#### Dataset records

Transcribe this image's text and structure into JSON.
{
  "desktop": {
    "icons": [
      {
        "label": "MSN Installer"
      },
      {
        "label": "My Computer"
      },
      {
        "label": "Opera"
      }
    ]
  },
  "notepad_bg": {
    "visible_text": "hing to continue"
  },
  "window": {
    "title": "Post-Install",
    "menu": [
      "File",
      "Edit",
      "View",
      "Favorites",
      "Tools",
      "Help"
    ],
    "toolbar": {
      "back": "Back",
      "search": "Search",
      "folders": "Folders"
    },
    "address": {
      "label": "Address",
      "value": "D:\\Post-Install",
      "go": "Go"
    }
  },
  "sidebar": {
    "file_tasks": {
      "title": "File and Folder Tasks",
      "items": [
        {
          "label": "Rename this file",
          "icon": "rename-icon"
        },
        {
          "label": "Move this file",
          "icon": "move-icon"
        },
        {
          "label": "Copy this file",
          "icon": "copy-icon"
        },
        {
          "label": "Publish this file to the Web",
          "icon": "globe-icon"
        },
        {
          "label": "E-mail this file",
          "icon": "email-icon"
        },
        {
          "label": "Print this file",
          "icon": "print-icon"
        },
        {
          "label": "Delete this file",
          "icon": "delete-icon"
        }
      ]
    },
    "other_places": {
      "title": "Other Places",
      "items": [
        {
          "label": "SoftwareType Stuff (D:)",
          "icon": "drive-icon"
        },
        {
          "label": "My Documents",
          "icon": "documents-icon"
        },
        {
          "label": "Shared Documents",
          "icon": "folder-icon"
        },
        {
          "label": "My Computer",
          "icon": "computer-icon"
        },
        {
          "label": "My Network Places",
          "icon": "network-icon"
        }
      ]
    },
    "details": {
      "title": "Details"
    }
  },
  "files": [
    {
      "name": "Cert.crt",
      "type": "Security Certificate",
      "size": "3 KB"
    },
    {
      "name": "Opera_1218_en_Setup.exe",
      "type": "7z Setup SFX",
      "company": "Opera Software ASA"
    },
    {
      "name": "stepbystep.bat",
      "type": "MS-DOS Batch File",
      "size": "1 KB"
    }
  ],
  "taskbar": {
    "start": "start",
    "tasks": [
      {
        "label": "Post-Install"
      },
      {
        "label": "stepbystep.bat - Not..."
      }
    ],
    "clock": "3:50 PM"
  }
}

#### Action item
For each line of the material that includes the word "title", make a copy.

#### Answer box
    "title": "Post-Install",
      "title": "File and Folder Tasks",
      "title": "Other Places",
      "title": "Details"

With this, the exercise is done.